** Opening Supplied records block **

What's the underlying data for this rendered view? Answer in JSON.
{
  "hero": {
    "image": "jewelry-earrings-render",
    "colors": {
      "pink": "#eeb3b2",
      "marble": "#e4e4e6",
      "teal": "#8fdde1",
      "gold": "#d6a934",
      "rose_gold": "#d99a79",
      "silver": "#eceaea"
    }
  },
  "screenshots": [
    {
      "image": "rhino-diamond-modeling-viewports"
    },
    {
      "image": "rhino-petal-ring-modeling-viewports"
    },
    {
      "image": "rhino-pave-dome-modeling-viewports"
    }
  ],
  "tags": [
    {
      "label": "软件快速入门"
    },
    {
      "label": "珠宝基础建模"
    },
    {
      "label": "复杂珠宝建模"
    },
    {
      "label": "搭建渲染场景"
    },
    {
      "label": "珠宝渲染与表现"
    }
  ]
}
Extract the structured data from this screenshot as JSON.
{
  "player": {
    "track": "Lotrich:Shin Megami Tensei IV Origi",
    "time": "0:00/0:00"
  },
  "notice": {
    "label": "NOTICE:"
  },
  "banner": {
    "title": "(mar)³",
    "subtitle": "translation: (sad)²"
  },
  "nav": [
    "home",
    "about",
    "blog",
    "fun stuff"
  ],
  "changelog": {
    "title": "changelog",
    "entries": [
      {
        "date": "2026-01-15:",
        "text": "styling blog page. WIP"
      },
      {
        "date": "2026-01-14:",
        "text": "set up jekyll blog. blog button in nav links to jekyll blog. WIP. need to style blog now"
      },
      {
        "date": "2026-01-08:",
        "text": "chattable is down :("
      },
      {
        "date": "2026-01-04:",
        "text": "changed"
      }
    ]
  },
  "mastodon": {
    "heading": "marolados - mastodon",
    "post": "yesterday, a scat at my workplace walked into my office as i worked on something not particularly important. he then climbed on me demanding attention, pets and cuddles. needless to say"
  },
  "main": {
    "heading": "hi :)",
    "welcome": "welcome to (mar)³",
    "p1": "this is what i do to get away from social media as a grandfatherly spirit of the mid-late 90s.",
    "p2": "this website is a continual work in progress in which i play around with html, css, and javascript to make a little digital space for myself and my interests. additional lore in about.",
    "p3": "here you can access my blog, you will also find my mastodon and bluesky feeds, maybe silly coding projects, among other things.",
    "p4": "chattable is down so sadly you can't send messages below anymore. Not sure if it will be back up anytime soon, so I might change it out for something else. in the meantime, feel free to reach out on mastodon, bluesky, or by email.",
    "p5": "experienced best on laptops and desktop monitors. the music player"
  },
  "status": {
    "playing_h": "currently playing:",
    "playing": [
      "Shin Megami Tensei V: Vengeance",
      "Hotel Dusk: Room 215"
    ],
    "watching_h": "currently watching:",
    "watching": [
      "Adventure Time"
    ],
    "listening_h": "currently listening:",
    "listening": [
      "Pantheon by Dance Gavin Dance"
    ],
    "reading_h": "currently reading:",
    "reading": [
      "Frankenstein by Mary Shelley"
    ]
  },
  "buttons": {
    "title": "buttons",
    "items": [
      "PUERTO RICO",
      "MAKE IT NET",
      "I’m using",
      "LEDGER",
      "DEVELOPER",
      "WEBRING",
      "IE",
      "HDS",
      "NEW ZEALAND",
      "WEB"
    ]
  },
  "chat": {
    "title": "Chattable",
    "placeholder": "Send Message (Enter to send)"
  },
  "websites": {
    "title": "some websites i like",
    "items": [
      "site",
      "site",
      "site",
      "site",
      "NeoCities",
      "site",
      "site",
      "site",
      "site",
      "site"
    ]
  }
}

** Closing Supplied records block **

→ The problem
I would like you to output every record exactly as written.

→ Result for this exercise
What's the underlying data for this rendered view? Answer in JSON.
{
  "hero": {
    "image": "jewelry-earrings-render",
    "colors": {
      "pink": "#eeb3b2",
      "marble": "#e4e4e6",
      "teal": "#8fdde1",
      "gold": "#d6a934",
      "rose_gold": "#d99a79",
      "silver": "#eceaea"
    }
  },
  "screenshots": [
    {
      "image": "rhino-diamond-modeling-viewports"
    },
    {
      "image": "rhino-petal-ring-modeling-viewports"
    },
    {
      "image": "rhino-pave-dome-modeling-viewports"
    }
  ],
  "tags": [
    {
      "label": "软件快速入门"
    },
    {
      "label": "珠宝基础建模"
    },
    {
      "label": "复杂珠宝建模"
    },
    {
      "label": "搭建渲染场景"
    },
    {
      "label": "珠宝渲染与表现"
    }
  ]
}
Extract the structured data from this screenshot as JSON.
{
  "player": {
    "track": "Lotrich:Shin Megami Tensei IV Origi",
    "time": "0:00/0:00"
  },
  "notice": {
    "label": "NOTICE:"
  },
  "banner": {
    "title": "(mar)³",
    "subtitle": "translation: (sad)²"
  },
  "nav": [
    "home",
    "about",
    "blog",
    "fun stuff"
  ],
  "changelog": {
    "title": "changelog",
    "entries": [
      {
        "date": "2026-01-15:",
        "text": "styling blog page. WIP"
      },
      {
        "date": "2026-01-14:",
        "text": "set up jekyll blog. blog button in nav links to jekyll blog. WIP. need to style blog now"
      },
      {
        "date": "2026-01-08:",
        "text": "chattable is down :("
      },
      {
        "date": "2026-01-04:",
        "text": "changed"
      }
    ]
  },
  "mastodon": {
    "heading": "marolados - mastodon",
    "post": "yesterday, a scat at my workplace walked into my office as i worked on something not particularly important. he then climbed on me demanding attention, pets and cuddles. needless to say"
  },
  "main": {
    "heading": "hi :)",
    "welcome": "welcome to (mar)³",
    "p1": "this is what i do to get away from social media as a grandfatherly spirit of the mid-late 90s.",
    "p2": "this website is a continual work in progress in which i play around with html, css, and javascript to make a little digital space for myself and my interests. additional lore in about.",
    "p3": "here you can access my blog, you will also find my mastodon and bluesky feeds, maybe silly coding projects, among other things.",
    "p4": "chattable is down so sadly you can't send messages below anymore. Not sure if it will be back up anytime soon, so I might change it out for something else. in the meantime, feel free to reach out on mastodon, bluesky, or by email.",
    "p5": "experienced best on laptops and desktop monitors. the music player"
  },
  "status": {
    "playing_h": "currently playing:",
    "playing": [
      "Shin Megami Tensei V: Vengeance",
      "Hotel Dusk: Room 215"
    ],
    "watching_h": "currently watching:",
    "watching": [
      "Adventure Time"
    ],
    "listening_h": "currently listening:",
    "listening": [
      "Pantheon by Dance Gavin Dance"
    ],
    "reading_h": "currently reading:",
    "reading": [
      "Frankenstein by Mary Shelley"
    ]
  },
  "buttons": {
    "title": "buttons",
    "items": [
      "PUERTO RICO",
      "MAKE IT NET",
      "I’m using",
      "LEDGER",
      "DEVELOPER",
      "WEBRING",
      "IE",
      "HDS",
      "NEW ZEALAND",
      "WEB"
    ]
  },
  "chat": {
    "title": "Chattable",
    "placeholder": "Send Message (Enter to send)"
  },
  "websites": {
    "title": "some websites i like",
    "items": [
      "site",
      "site",
      "site",
      "site",
      "NeoCities",
      "site",
      "site",
      "site",
      "site",
      "site"
    ]
  }
}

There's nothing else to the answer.